After the Roman period Worcester shrank in size and the area now covered by Crowngate was largely pasture with a few farm buildings including a large clay oven.
Historical sources tell us that an Anglo-Saxon burh (a fortified town) at Worcester was founded in the later 9th AD. Most of the area of the Crowngate excavation was outside the ramparts and palisades but in one small trench we did find the very first structural evidence of the burh defences ever recorded. Even after the Norman Conquest when the defences had gone out of use their presence effected the plots and layout of Worcester and the shadow of them remains in the modern city. Whilst the area around the defences was kept clear there was development of houses plots in the later Anglo Saxon period. These were aligned to the street which later became known as Birdport and which led to a gate into the medieval city. Birdport was destroyed by the construction of Deansway in the 20th century.
One amazing discovery dating to the Anglo-Saxon period was a fragment of a Roman, Samian Ware, bowl which had been inscribed with a runic inscription at some point in the Anglo-Saxon period. Sadly, not enough of the bowl was found to enable even an international expert to decipher the inscription.
In the medieval period the population of Worcester grew, buildings in the city became more and more densely packed and the site was inside the town defences. An urban elite was emerging, building in stone and replacing previous houses on the same boundaries. The Severn had always been an important river. In the Middle Ages it was an internationally important trade route and enabled Worcester to prosper. The parish in which the excavation occurred is St Andrew’s the second wealthiest in Worcester at that time and this was reflected in objects that we found from pottery to metal work.
The first half of the 14th C was a time of bad weather, bad harvests and famine. In 1349 the Black Death arrived in England. It is estimated that c 40 to 50 % of the world’s population died at this time. In Worcester this high death toll led to the abandonment of houses and the conversion of tenement plots to, at Crowngate, gardens and a bronze foundry. As the city’s population gradually recovered, probably helped by migration from other areas of Worcestershire, the foundry and gardens were replaced with new houses. Many of these survived until the slum clearances in the early 20th century.
After the dig
The Crowngate dig is one of the most important ever undertaken in Worcester. The size of the area uncovered meant we could really get to grips with the processes of change over time.
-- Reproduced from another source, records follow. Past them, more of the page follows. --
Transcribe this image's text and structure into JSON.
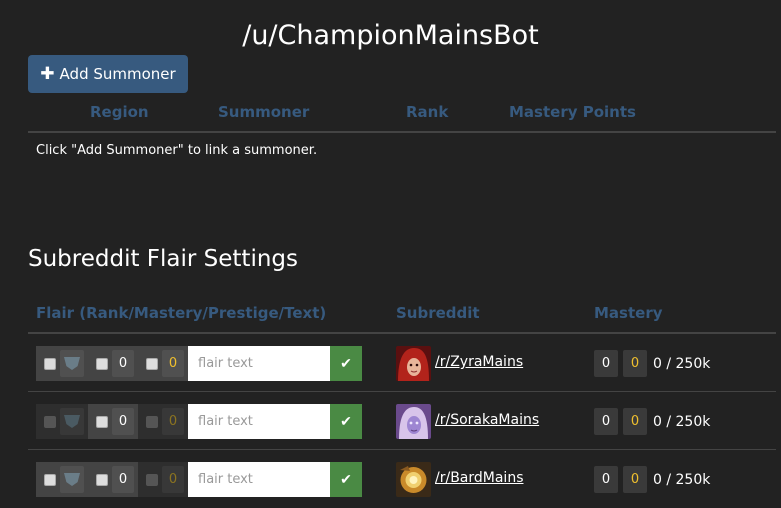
{
  "page": {
    "title": "/u/ChampionMainsBot"
  },
  "summoners": {
    "add_button_label": "Add Summoner",
    "columns": [
      "Region",
      "Summoner",
      "Rank",
      "Mastery Points"
    ],
    "empty_message": "Click \"Add Summoner\" to link a summoner."
  },
  "flair_settings": {
    "title": "Subreddit Flair Settings",
    "columns": {
      "flair": "Flair (Rank/Mastery/Prestige/Text)",
      "subreddit": "Subreddit",
      "mastery": "Mastery"
    },
    "rows": [
      {
        "rank_enabled": true,
        "mastery_enabled": true,
        "prestige_enabled": true,
        "mastery_value": "0",
        "prestige_value": "0",
        "text_placeholder": "flair text",
        "subreddit": "/r/ZyraMains",
        "avatar_icon": "zyra-avatar-icon",
        "mastery_level": "0",
        "mastery_prestige": "0",
        "mastery_points": "0 / 250k"
      },
      {
        "rank_enabled": false,
        "mastery_enabled": true,
        "prestige_enabled": false,
        "mastery_value": "0",
        "prestige_value": "0",
        "text_placeholder": "flair text",
        "subreddit": "/r/SorakaMains",
        "avatar_icon": "soraka-avatar-icon",
        "mastery_level": "0",
        "mastery_prestige": "0",
        "mastery_points": "0 / 250k"
      },
      {
        "rank_enabled": true,
        "mastery_enabled": true,
        "prestige_enabled": false,
        "mastery_value": "0",
        "prestige_value": "0",
        "text_placeholder": "flair text",
        "subreddit": "/r/BardMains",
        "avatar_icon": "bard-avatar-icon",
        "mastery_level": "0",
        "mastery_prestige": "0",
        "mastery_points": "0 / 250k"
      }
    ]
  },
  "colors": {
    "background": "#222222",
    "accent": "#375a7f",
    "save_green": "#4a8a44",
    "gold": "#f0c02e"
  }
}
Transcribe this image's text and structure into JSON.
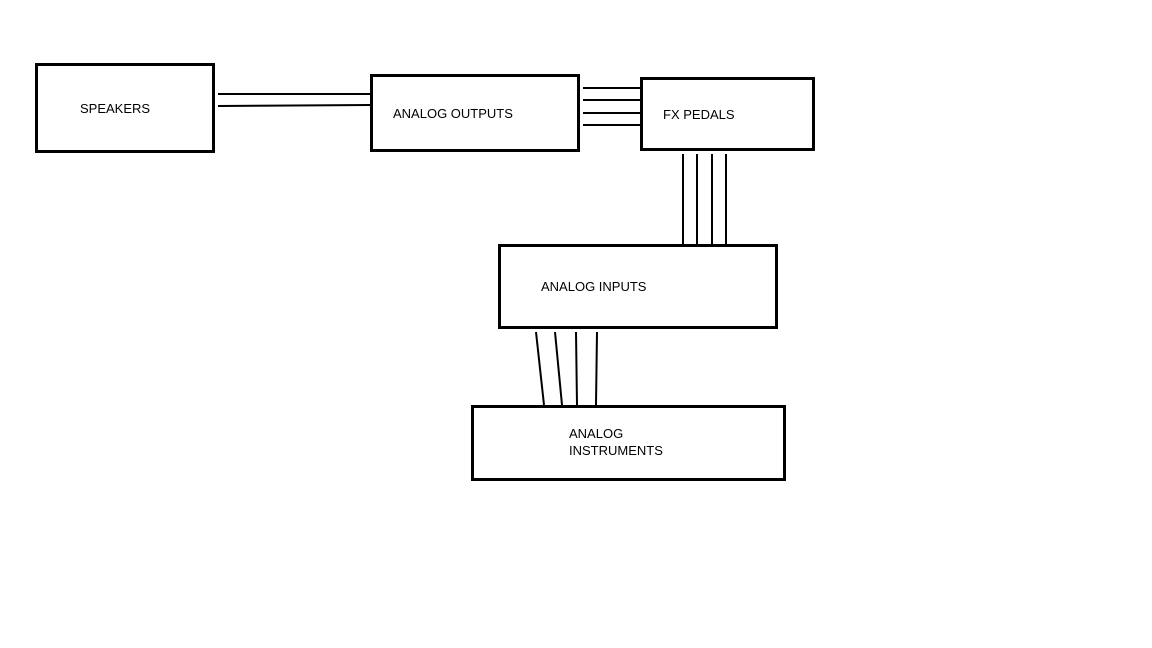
{
  "boxes": {
    "speakers": "SPEAKERS",
    "analog_outputs": "ANALOG OUTPUTS",
    "fx_pedals": "FX PEDALS",
    "analog_inputs": "ANALOG INPUTS",
    "analog_instruments": "ANALOG\nINSTRUMENTS"
  }
}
It also allowed us to put discoveries from other sites across the city into a framework and has informed all later work. The excavations captured the interest of local people and there were high attendance figures at our open days, tours and talks. There are many people who use our services today who remember coming to see us at work at “the dig”.
The substantial funding provided by the government via the Manpower Services Scheme was to enable young people to be trained to work in a time of economic depression. Some of us were recent graduates but others had no archaeological training. We learned together and many of us went on to have long careers in archaeology.
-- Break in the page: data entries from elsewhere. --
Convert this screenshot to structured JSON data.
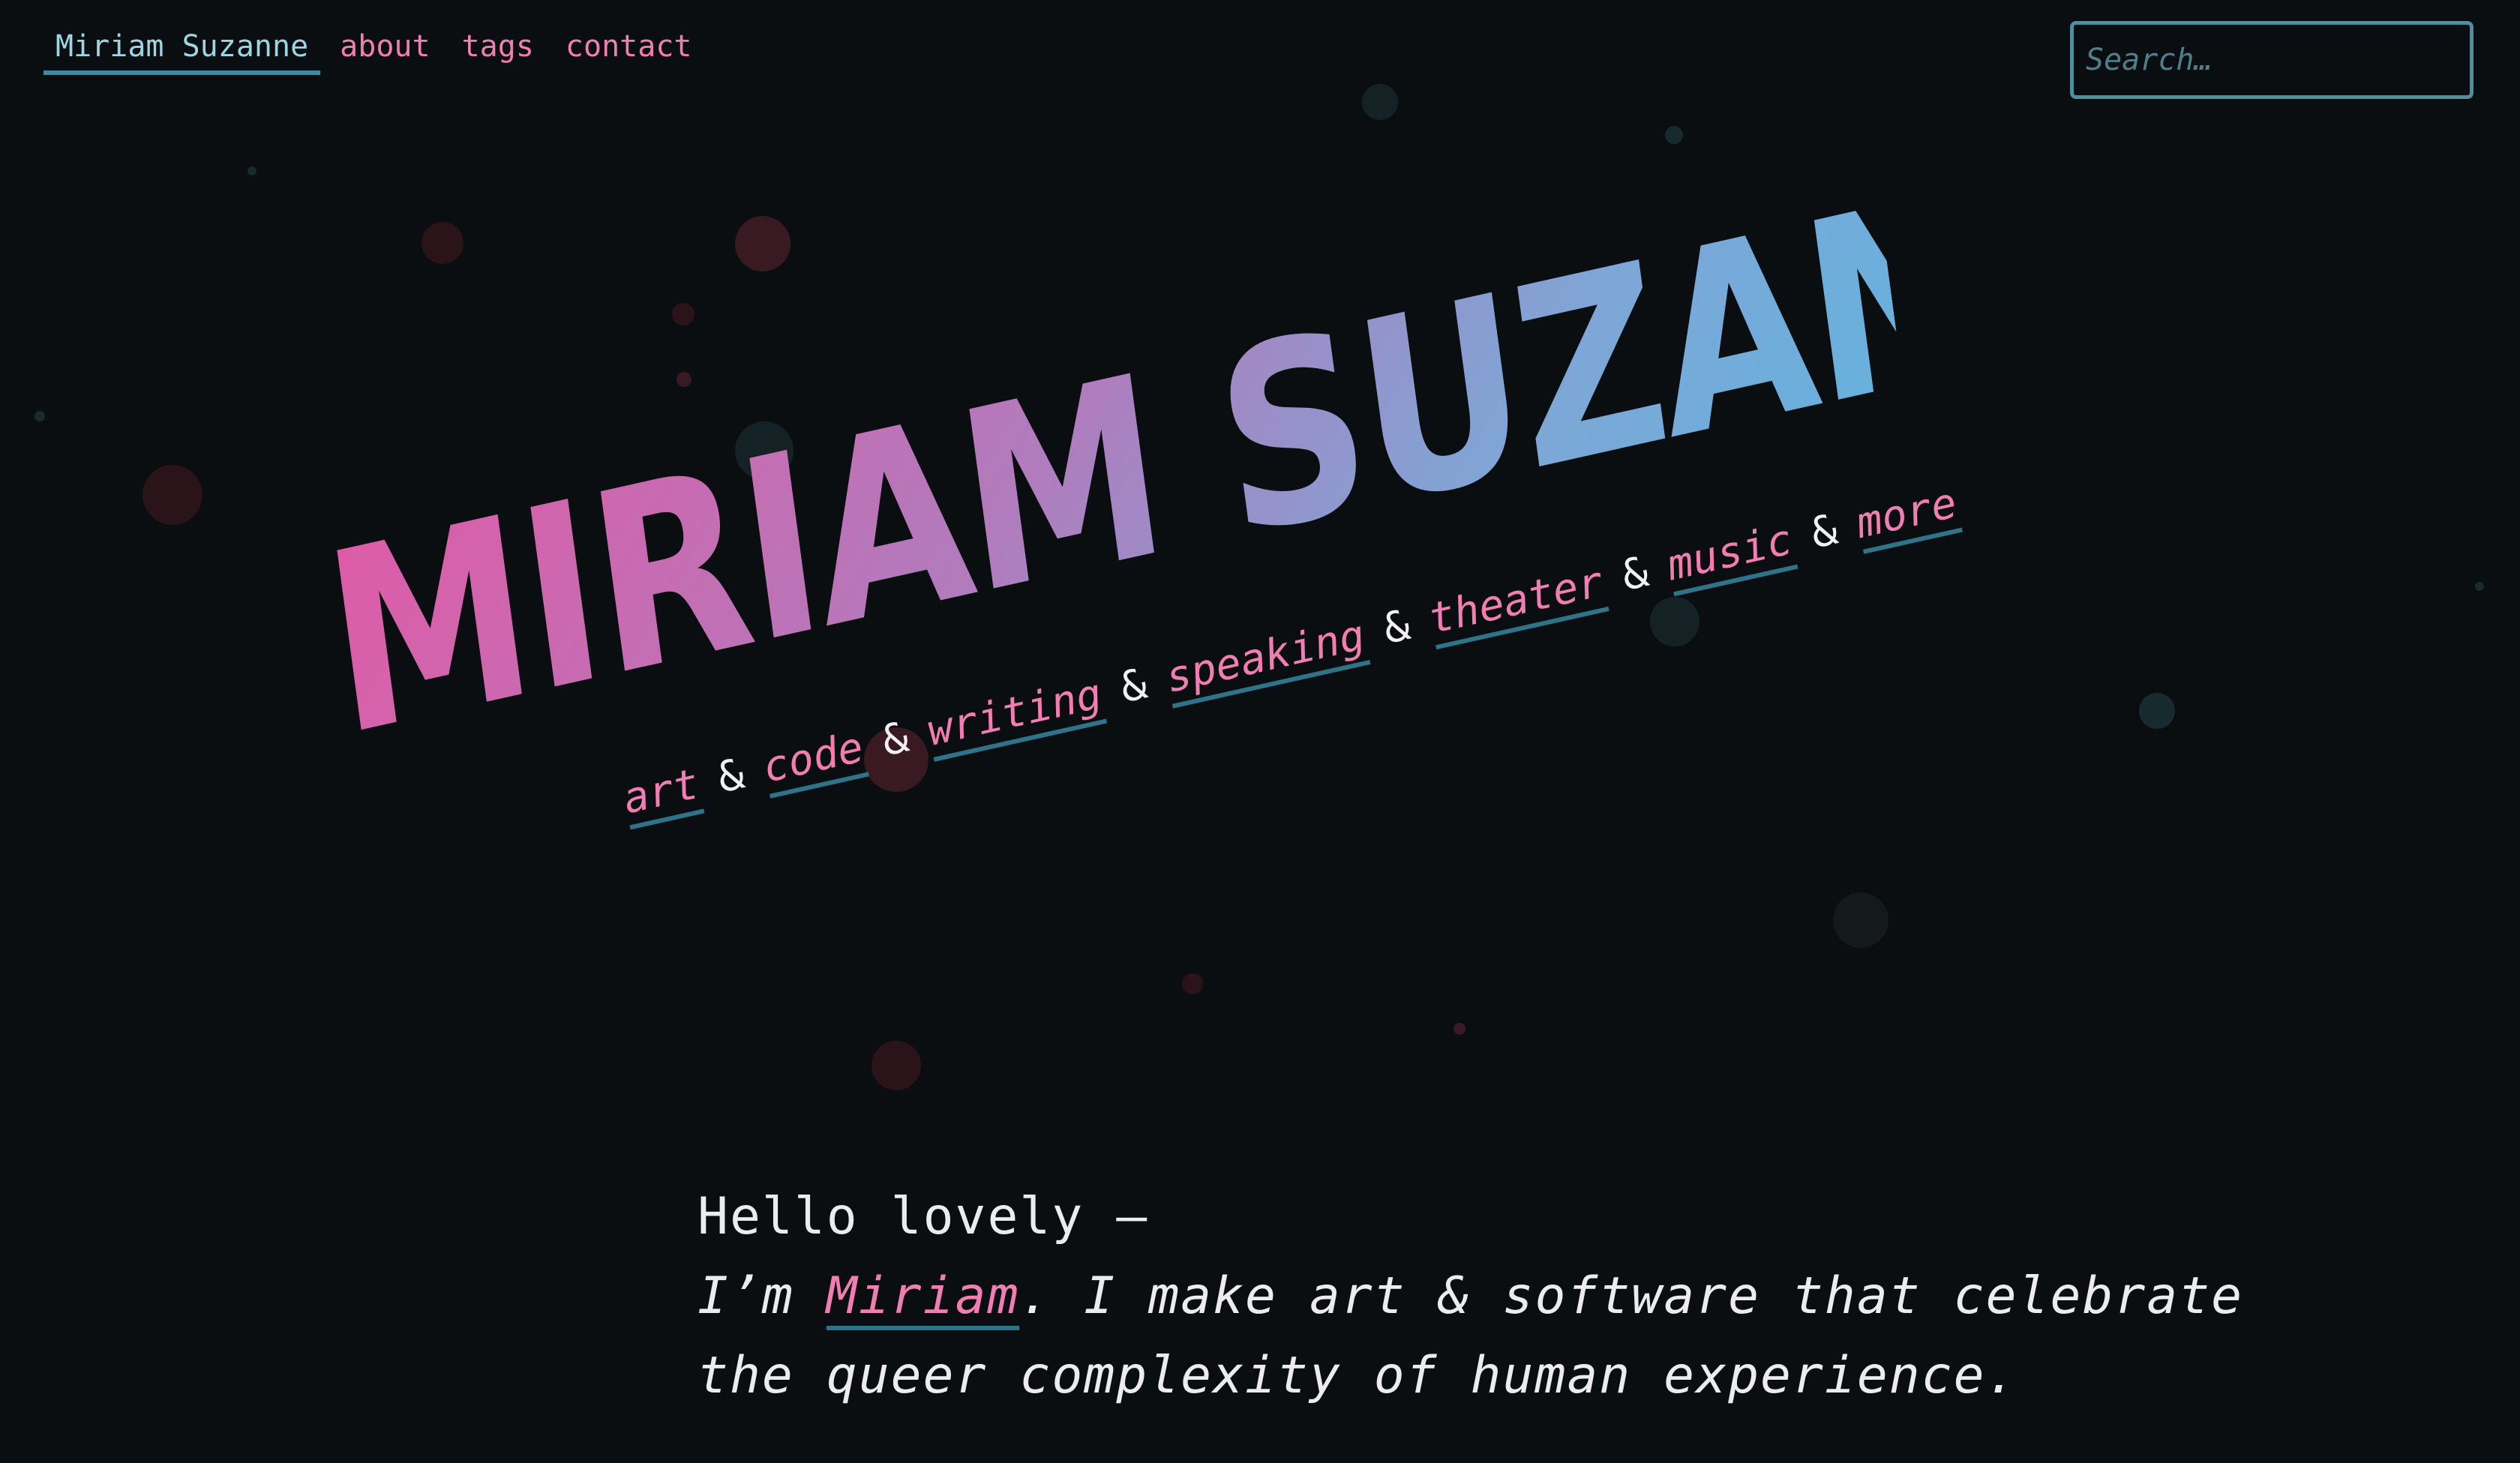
{
  "nav": {
    "items": [
      {
        "label": "Miriam Suzanne",
        "current": true
      },
      {
        "label": "about",
        "current": false
      },
      {
        "label": "tags",
        "current": false
      },
      {
        "label": "contact",
        "current": false
      }
    ]
  },
  "search": {
    "placeholder": "Search…",
    "value": ""
  },
  "hero": {
    "title": "Miriam Suzanne",
    "tagline": [
      "art",
      "code",
      "writing",
      "speaking",
      "theater",
      "music",
      "more"
    ],
    "separator": "&"
  },
  "intro": {
    "greeting": "Hello lovely —",
    "prefix": "I’m ",
    "name_link": "Miriam",
    "line1_rest": ". I make art & software that celebrate",
    "line2": "the queer complexity of human experience."
  },
  "colors": {
    "background": "#0b0e10",
    "link_pink": "#f07eb2",
    "accent_teal": "#3b8aa3",
    "nav_current": "#9ed5e3",
    "gradient_start": "#e05aa6",
    "gradient_end": "#64b2de"
  }
}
Some of the team came to Worcestershire and never left. Victoria Bryant was Finds Supervisor for the dig and is now manager of Worcestershire Archive and Archaeology Service. Robin Jackson was a Site Manager and is now a Senior Project Manager. Laura Templeton who drew the cartoons for The Digger, the unofficial record of the excavations, is a Senior Illustrator.
Talking about the Deansway dig brings back lots of memories to quite a few of our staff, former colleagues and volunteers. There was great team spirit which could often be observed in the local pubs, particularly the Farriers Arms in Fish St. They are very proud of the story they unearthed.